- A whistling, high-pitched cough may indicate croup
- Pronounced stridor and cough, when the child is more unwell than with a normal cold, and high fever are all indicators of bacterial infection, and possible epiglottitis
Use cool water to bathe a child with fever, and allow him/her to dry off naturally or use an electric fan. Steam inhalations reduce the inflammation and swelling of the vocal cords in the larynx - use several times a day and add herbal or aromatherapy remedies. Bed-rest and sleep will promote healing once the child has ceased to panic over breathing difficulties.
Vitamins and Minerals
Give the child natural whole foods prepared to suit his/her age, such as pureed vegetables and fruit, freshly squeezed juices, soft, mashed chicken and fish, pasta mashed with grated or cottage cheese, mashed potato, custard and soups. A suitable juice would be 4-5 fl. oz. (100-125 ml) fresh apple, carrot, and celery juice.
Specific supplements are not applicable unless the child is severely malnourished, in which case a qualified practitioner should be consulted immediately.
Make an infusion of rose petals - color with a little red food dye and add a fresh petal or two to make the drink more attractive. Flavor with honey and/or lemon if liked, and try to persuade the child to drink a little several times daily (rose attacks catarrhal mucus and combats laryngeal inflammation). Also make herbal teas of chamomile (for its calming influence), hyssop (a decongestant and expectorant), lavender (for its calming effect and lovely perfume), rosemary (antibacterial) and cinnamon (for its pleasant flavor and cough-relieving properties). When recovering, an older child may eat a little cinnamon toast (powdered cinnamon on toast with a sprinkling of sugar).
Tea tree, hyssop and anise essential oils are all useful. Add a few drops of any or al of these to a steam inhalation, or to a little sweet almond or soya oil and use as chest rub. A tissue soaked in eucalyptus, tea tree, hyssop or anise oil, and placed under the child's pillow or close to the head of the cot, can aid clear breathing during sleep.
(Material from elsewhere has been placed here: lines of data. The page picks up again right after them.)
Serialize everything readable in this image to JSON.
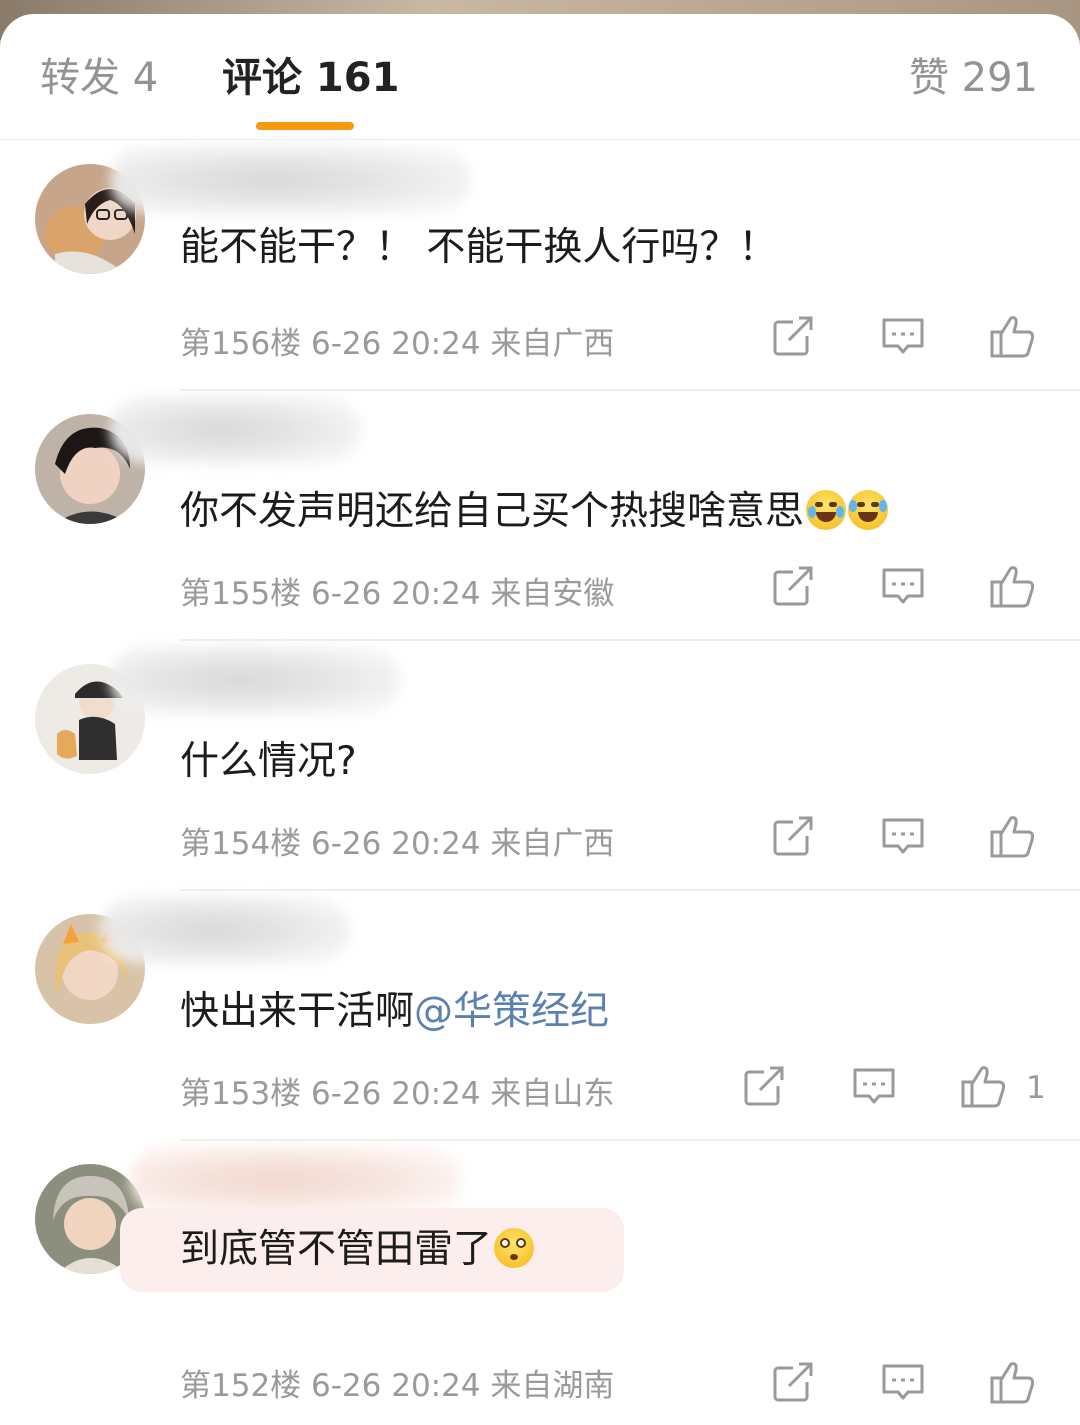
{
  "tabs": {
    "repost": "转发 4",
    "comment": "评论 161",
    "like": "赞 291"
  },
  "comments": [
    {
      "text": "能不能干？！ 不能干换人行吗？！",
      "meta": "第156楼 6-26 20:24 来自广西",
      "likes": ""
    },
    {
      "text": "你不发声明还给自己买个热搜啥意思",
      "emojis": [
        "crying-laughing-emoji",
        "laughing-emoji"
      ],
      "meta": "第155楼 6-26 20:24 来自安徽",
      "likes": ""
    },
    {
      "text": "什么情况?",
      "meta": "第154楼 6-26 20:24 来自广西",
      "likes": ""
    },
    {
      "text": "快出来干活啊",
      "mention": "@华策经纪",
      "meta": "第153楼 6-26 20:24 来自山东",
      "likes": "1"
    },
    {
      "text": "到底管不管田雷了",
      "emojis": [
        "eye-roll-emoji"
      ],
      "meta": "第152楼 6-26 20:24 来自湖南",
      "likes": ""
    }
  ],
  "colors": {
    "accent_underline": "#f79a0e",
    "mention": "#5b81b0",
    "meta_text": "#9a9a9a"
  }
}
For a child who wakes coughing at night, breathless and scared, give Aconite 30c immediately and again after 30 minutes if the child is still awake. If the symptoms persist, give Spongia 6c and Hepar sulph 6c alternately every hour for up to 3 doses each.
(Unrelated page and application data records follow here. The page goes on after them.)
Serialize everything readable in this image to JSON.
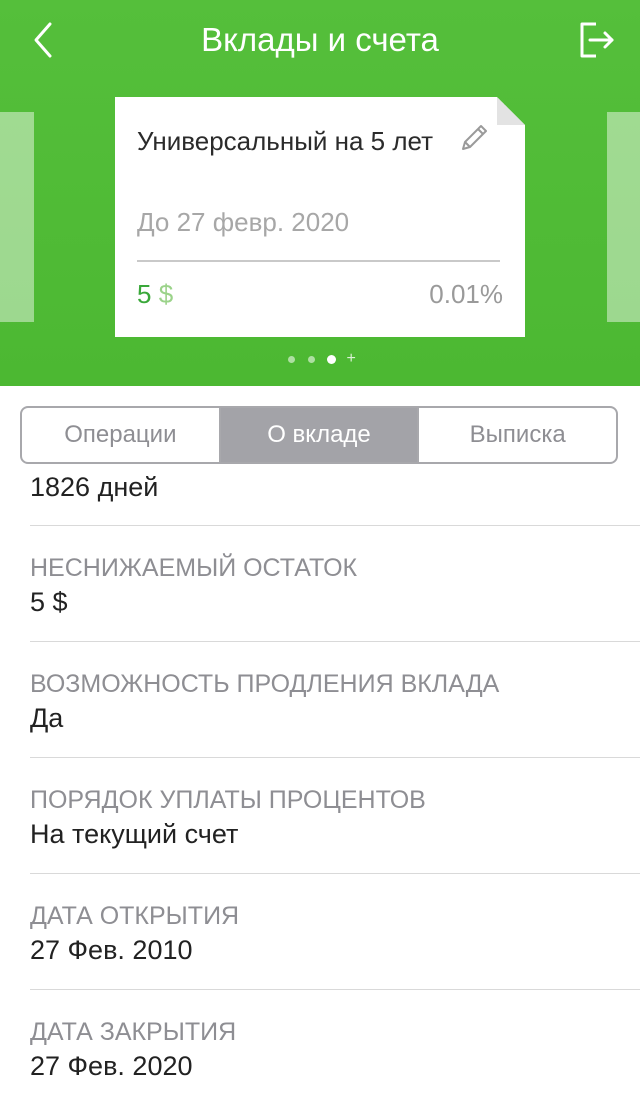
{
  "nav": {
    "title": "Вклады и счета",
    "back_icon": "chevron-left-icon",
    "exit_icon": "logout-icon"
  },
  "card": {
    "name": "Универсальный на 5 лет",
    "date": "До 27 февр. 2020",
    "amount": "5",
    "currency": "$",
    "rate": "0.01%",
    "edit_icon": "pencil-icon"
  },
  "pager": {
    "count": 3,
    "active_index": 2,
    "add_symbol": "+"
  },
  "tabs": [
    {
      "label": "Операции"
    },
    {
      "label": "О вкладе",
      "active": true
    },
    {
      "label": "Выписка"
    }
  ],
  "details": {
    "term_value": "1826 дней",
    "fields": [
      {
        "label": "НЕСНИЖАЕМЫЙ ОСТАТОК",
        "value": "5 $"
      },
      {
        "label": "ВОЗМОЖНОСТЬ ПРОДЛЕНИЯ ВКЛАДА",
        "value": "Да"
      },
      {
        "label": "ПОРЯДОК УПЛАТЫ ПРОЦЕНТОВ",
        "value": "На текущий счет"
      },
      {
        "label": "ДАТА ОТКРЫТИЯ",
        "value": "27 Фев. 2010"
      },
      {
        "label": "ДАТА ЗАКРЫТИЯ",
        "value": "27 Фев. 2020"
      }
    ]
  },
  "colors": {
    "brand_green": "#4cb832",
    "amount_green": "#3aa83a",
    "segment_active": "#a3a3a8"
  }
}
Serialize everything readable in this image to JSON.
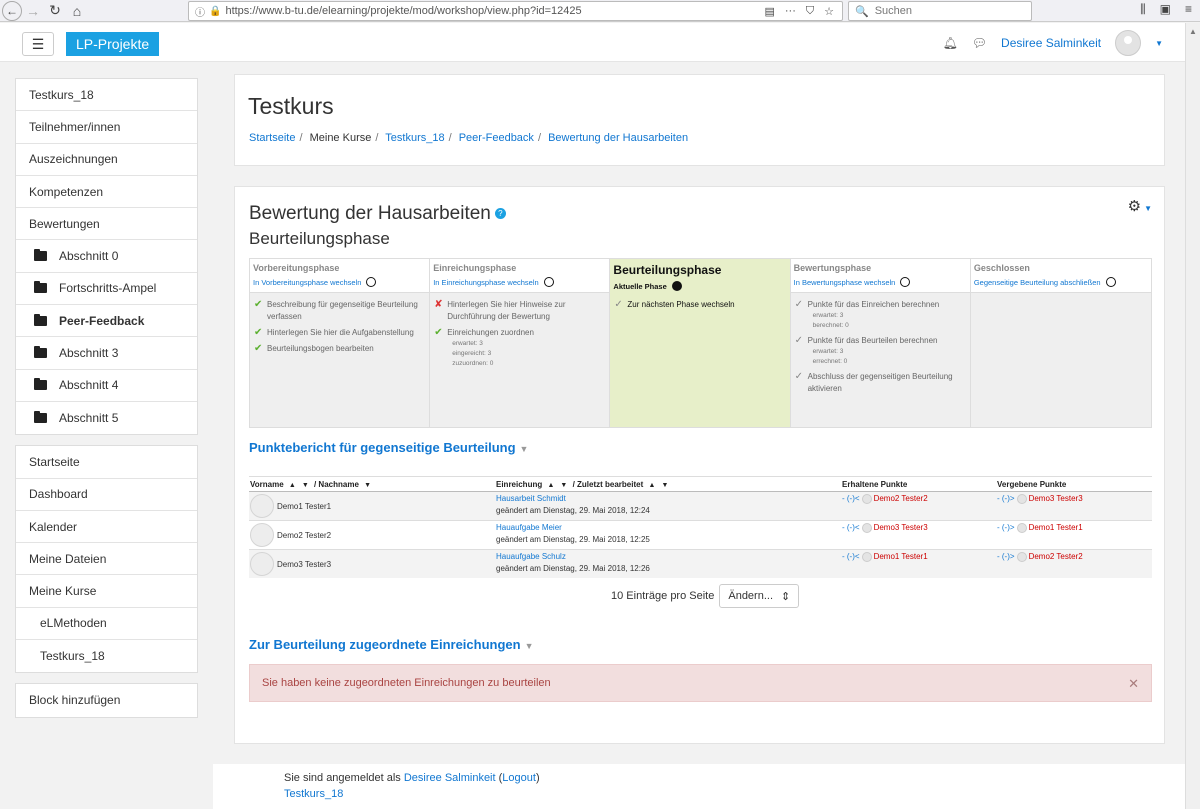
{
  "browser": {
    "url": "https://www.b-tu.de/elearning/projekte/mod/workshop/view.php?id=12425",
    "search_placeholder": "Suchen"
  },
  "navbar": {
    "brand": "LP-Projekte",
    "user_name": "Desiree Salminkeit"
  },
  "drawer": {
    "group1": [
      {
        "label": "Testkurs_18"
      },
      {
        "label": "Teilnehmer/innen"
      },
      {
        "label": "Auszeichnungen"
      },
      {
        "label": "Kompetenzen"
      },
      {
        "label": "Bewertungen"
      },
      {
        "label": "Abschnitt 0"
      },
      {
        "label": "Fortschritts-Ampel"
      },
      {
        "label": "Peer-Feedback"
      },
      {
        "label": "Abschnitt 3"
      },
      {
        "label": "Abschnitt 4"
      },
      {
        "label": "Abschnitt 5"
      }
    ],
    "group2": [
      {
        "label": "Startseite"
      },
      {
        "label": "Dashboard"
      },
      {
        "label": "Kalender"
      },
      {
        "label": "Meine Dateien"
      },
      {
        "label": "Meine Kurse"
      },
      {
        "label": "eLMethoden"
      },
      {
        "label": "Testkurs_18"
      }
    ],
    "add_block": "Block hinzufügen"
  },
  "header": {
    "course_title": "Testkurs",
    "breadcrumb": [
      "Startseite",
      "Meine Kurse",
      "Testkurs_18",
      "Peer-Feedback",
      "Bewertung der Hausarbeiten"
    ]
  },
  "main": {
    "title": "Bewertung der Hausarbeiten",
    "phase_subtitle": "Beurteilungsphase",
    "phases": [
      {
        "title": "Vorbereitungsphase",
        "link": "In Vorbereitungsphase wechseln",
        "tasks": [
          {
            "mark": "✔",
            "text": "Beschreibung für gegenseitige Beurteilung verfassen"
          },
          {
            "mark": "✔",
            "text": "Hinterlegen Sie hier die Aufgabenstellung"
          },
          {
            "mark": "✔",
            "text": "Beurteilungsbogen bearbeiten"
          }
        ]
      },
      {
        "title": "Einreichungsphase",
        "link": "In Einreichungsphase wechseln",
        "tasks": [
          {
            "mark": "✘",
            "text": "Hinterlegen Sie hier Hinweise zur Durchführung der Bewertung"
          },
          {
            "mark": "✔",
            "text": "Einreichungen zuordnen"
          }
        ],
        "info": [
          "erwartet: 3",
          "eingereicht: 3",
          "zuzuordnen: 0"
        ]
      },
      {
        "title": "Beurteilungsphase",
        "link": "Aktuelle Phase",
        "tasks": [
          {
            "mark": "✓",
            "text": "Zur nächsten Phase wechseln"
          }
        ]
      },
      {
        "title": "Bewertungsphase",
        "link": "In Bewertungsphase wechseln",
        "tasks": [
          {
            "mark": "✓",
            "text": "Punkte für das Einreichen berechnen",
            "info": [
              "erwartet: 3",
              "berechnet: 0"
            ]
          },
          {
            "mark": "✓",
            "text": "Punkte für das Beurteilen berechnen",
            "info": [
              "erwartet: 3",
              "errechnet: 0"
            ]
          },
          {
            "mark": "✓",
            "text": "Abschluss der gegenseitigen Beurteilung aktivieren"
          }
        ]
      },
      {
        "title": "Geschlossen",
        "link": "Gegenseitige Beurteilung abschließen",
        "tasks": []
      }
    ],
    "report_heading": "Punktebericht für gegenseitige Beurteilung",
    "table": {
      "headers": {
        "vorname": "Vorname",
        "nachname": "/ Nachname",
        "einreichung": "Einreichung",
        "zuletzt": "/ Zuletzt bearbeitet",
        "erhaltene": "Erhaltene Punkte",
        "vergebene": "Vergebene Punkte"
      },
      "rows": [
        {
          "name": "Demo1 Tester1",
          "submission": "Hausarbeit Schmidt",
          "modified": "geändert am Dienstag, 29. Mai 2018, 12:24",
          "received_prefix": "- (-)<",
          "received_from": "Demo2 Tester2",
          "given_prefix": "- (-)>",
          "given_to": "Demo3 Tester3"
        },
        {
          "name": "Demo2 Tester2",
          "submission": "Hauaufgabe Meier",
          "modified": "geändert am Dienstag, 29. Mai 2018, 12:25",
          "received_prefix": "- (-)<",
          "received_from": "Demo3 Tester3",
          "given_prefix": "- (-)>",
          "given_to": "Demo1 Tester1"
        },
        {
          "name": "Demo3 Tester3",
          "submission": "Hauaufgabe Schulz",
          "modified": "geändert am Dienstag, 29. Mai 2018, 12:26",
          "received_prefix": "- (-)<",
          "received_from": "Demo1 Tester1",
          "given_prefix": "- (-)>",
          "given_to": "Demo2 Tester2"
        }
      ]
    },
    "per_page_label": "10 Einträge pro Seite",
    "per_page_select": "Ändern...",
    "assigned_heading": "Zur Beurteilung zugeordnete Einreichungen",
    "alert_text": "Sie haben keine zugeordneten Einreichungen zu beurteilen"
  },
  "footer": {
    "logged_in_prefix": "Sie sind angemeldet als",
    "user": "Desiree Salminkeit",
    "logout": "Logout",
    "course": "Testkurs_18"
  }
}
This consists of cough linctuses, antibiotics where applicable, and directions to ease breathing with steam inhalations, adding possibly friar's balsam or tea tree oil. Acute epiglottitis is regarded as life-threatening, and a child suspected or diagnosed with this condition will be admitted to hospital because he/she may need assistance with breathing.
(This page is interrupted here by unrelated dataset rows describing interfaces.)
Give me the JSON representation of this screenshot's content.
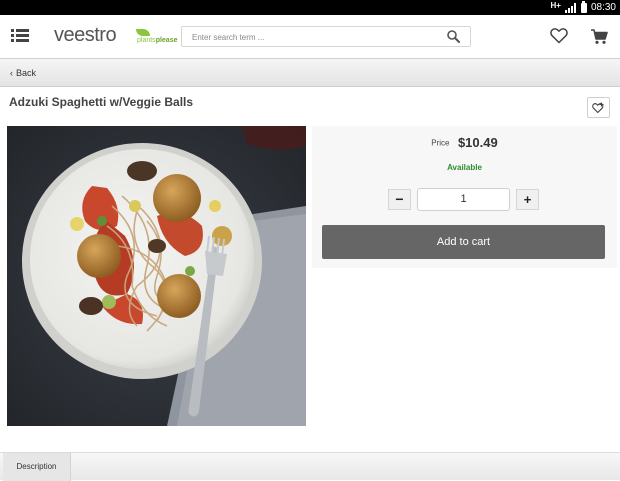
{
  "status_bar": {
    "network": "H+",
    "time": "08:30",
    "icons": [
      "signal-icon",
      "battery-icon"
    ]
  },
  "header": {
    "logo_text": "veestro",
    "logo_tagline_part1": "plants",
    "logo_tagline_part2": "please",
    "search_placeholder": "Enter search term ...",
    "icons": [
      "menu-icon",
      "search-icon",
      "heart-icon",
      "cart-icon"
    ]
  },
  "nav": {
    "back_label": "Back",
    "back_chevron": "‹"
  },
  "product": {
    "title": "Adzuki Spaghetti w/Veggie Balls",
    "price_label": "Price",
    "price": "$10.49",
    "availability": "Available",
    "quantity": "1",
    "minus_label": "−",
    "plus_label": "+",
    "add_to_cart_label": "Add to cart"
  },
  "tabs": {
    "description_label": "Description"
  },
  "colors": {
    "brand_green": "#8cc63f",
    "available_green": "#2e8b2e",
    "button_gray": "#666666"
  }
}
- Treat a cold or sore throat in the early stages.
- Keep air moisturized, especially if your home has central heating.
- Use steam inhalations and aromatherapy remedies to reduce the risks of laryngeal inflammation.
- Do not ignore stridor, whatever its cause.
- If a child has a croupy cough or seems unwell after a cold, seek medical advice.
- If stridor is present but there are no signs of illness, seek urgent medical help (there may be a foreign body in the larynx).